  78. ^ Brauns, Laurel. "Public Transit of the Future". The Source Weekly - Bend. Retrieved February 20, 2020.
  79. ^ Corrigan, Hilary (August 21, 2019). "More Roundabouts, Sidewalks on the Way". Source Weekly. Retrieved November 20, 2020.
  80. ^ "Spokane, Portland and Seattle Railway, Table 3". Official Guide of the Railways. 101 (1). National Railway Publication Company. June 1968.
  81. ^ "Spokane, Portland and Seattle Railway, Table 3, freight only". Official Guide of the Railways. 102 (12). National Railway Publication Company. May 1970.
  82. ^ City of Bend. "Transportation System Plan". Retrieved November 20, 2020.
  83. ^ a b Brauns, Laurel (February 7, 2020). "Public Transit of the Future?". Source Weekly. Retrieved November 20, 2020.
  84. ^ a b Johnson, Suzanne (October 30, 2019). "Wasted in Bend: Automobiles". Source Weekly. Retrieved November 20, 2020.
  85. ^ Bulletin, MARK MORICAL The (June 25, 2022). "Memory of a lifetime: Bend's Ashton Eaton reflects on his world-record decathlon performance at Hayward Field 10 years ago". The Bulletin. Retrieved January 27, 2023.
  86. ^ "Deftones play hometown show in Bend". June 29, 2017.
  87. ^ "Laurenne Ross Team USA Bio". Team USA Athlete Biographies. Archived from the original on December 29, 2015. Retrieved February 5, 2021.
  88. ^ "Oregon Sister Relationships". [Economic and Community Development Department / Way Back Machine]. Archived from the original on March 13, 2005. Retrieved August 7, 2009.
  89. ^ "City Edition > August 2009". City of Bend. Archived from the original on September 24, 2009. Retrieved August 7, 2009.
  90. ^ "Condega Open House" (PDF). October 10, 2007. Archived from the original (PDF) on July 19, 2011. Retrieved July 30, 2009.
  91. ^ "Sister City". April 1, 2009. Retrieved July 30, 2009.
  92. ^ "10_13_08_Work_Session" (PDF). October 13, 2008. p. 4. Archived from the original (PDF) on July 19, 2011. Retrieved July 30, 2009.
  93. ^ "Bend's New Sister City Belluno, Italy - Cascade Business News". May 31, 2011. Retrieved July 24, 2014.

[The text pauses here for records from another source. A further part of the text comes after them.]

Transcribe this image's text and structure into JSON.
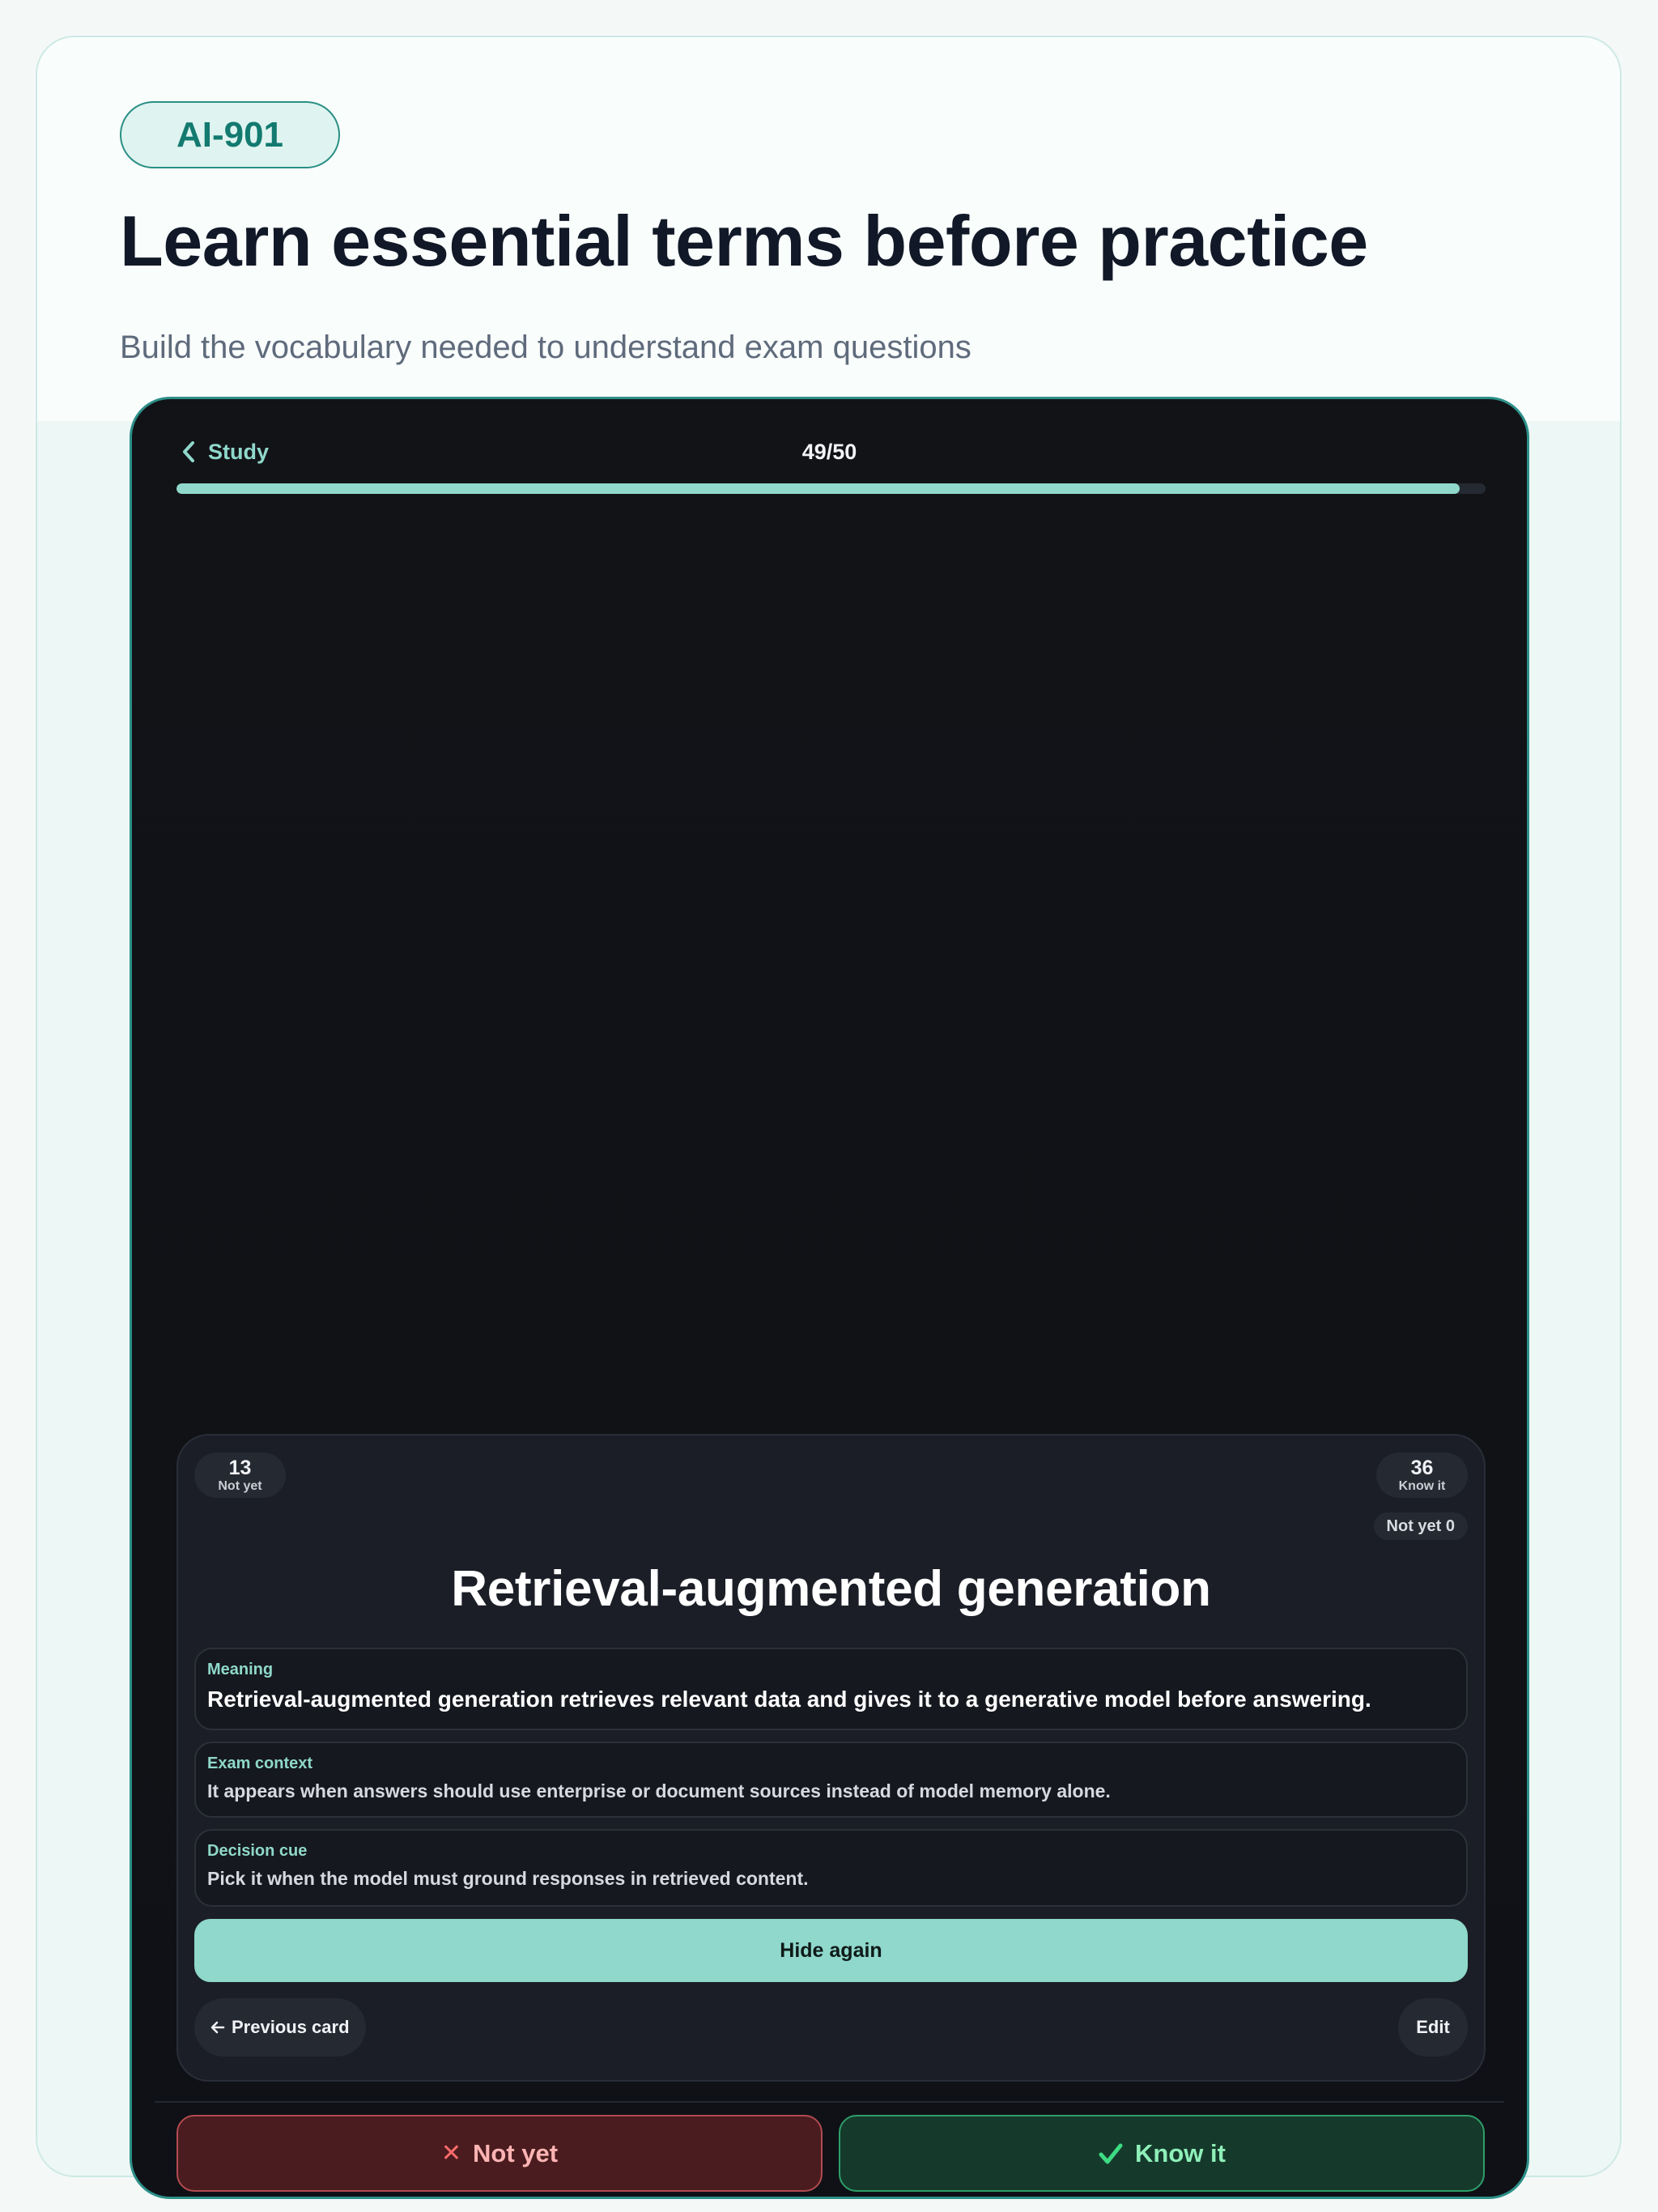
{
  "header": {
    "badge": "AI-901",
    "title": "Learn essential terms before practice",
    "subtitle": "Build the vocabulary needed to understand exam questions"
  },
  "study": {
    "back_label": "Study",
    "progress_text": "49/50",
    "progress_fraction": 0.98
  },
  "counts": {
    "not_yet": {
      "value": "13",
      "label": "Not yet"
    },
    "know_it": {
      "value": "36",
      "label": "Know it"
    },
    "card_chip": "Not yet 0"
  },
  "card": {
    "term": "Retrieval-augmented generation",
    "meaning_label": "Meaning",
    "meaning_text": "Retrieval-augmented generation retrieves relevant data and gives it to a generative model before answering.",
    "context_label": "Exam context",
    "context_text": "It appears when answers should use enterprise or document sources instead of model memory alone.",
    "cue_label": "Decision cue",
    "cue_text": "Pick it when the model must ground responses in retrieved content."
  },
  "controls": {
    "hide_label": "Hide again",
    "prev_label": "Previous card",
    "edit_label": "Edit",
    "not_yet_label": "Not yet",
    "know_it_label": "Know it"
  },
  "colors": {
    "accent": "#8fd8cb",
    "badge_text": "#137a70",
    "danger": "#ff6b6b",
    "success": "#2f9e6a"
  },
  "icons": {
    "back": "chevron-left-icon",
    "prev": "arrow-left-icon",
    "not_yet": "x-icon",
    "know_it": "checkmark-icon"
  }
}
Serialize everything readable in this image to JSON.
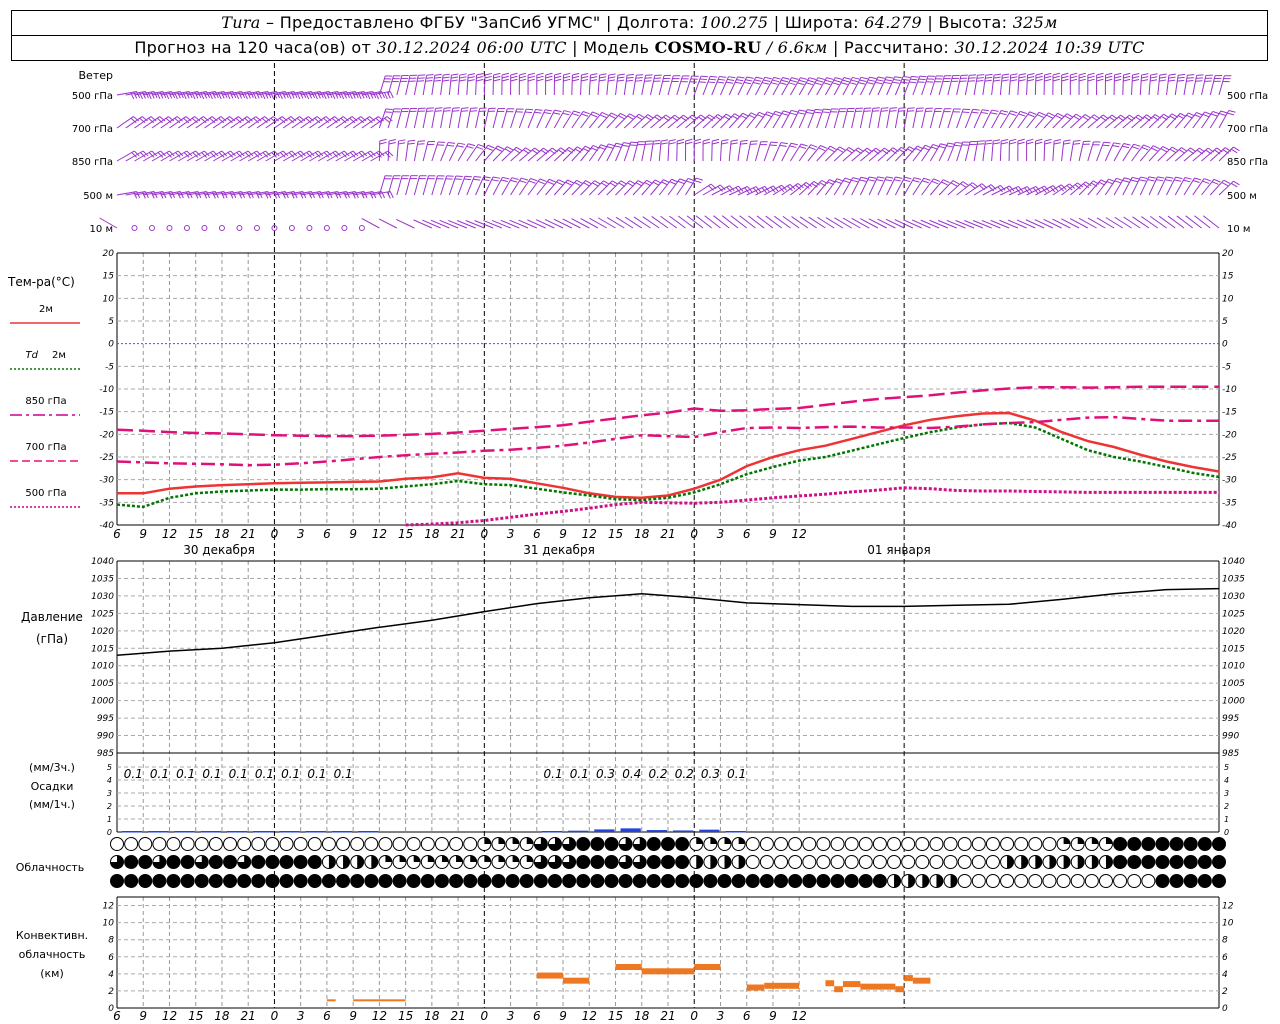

  94. ^ "Bend Sister City Foundation". Bend Sister City Foundation. Archived from the original on July 27, 2014. Retrieved July 24, 2014.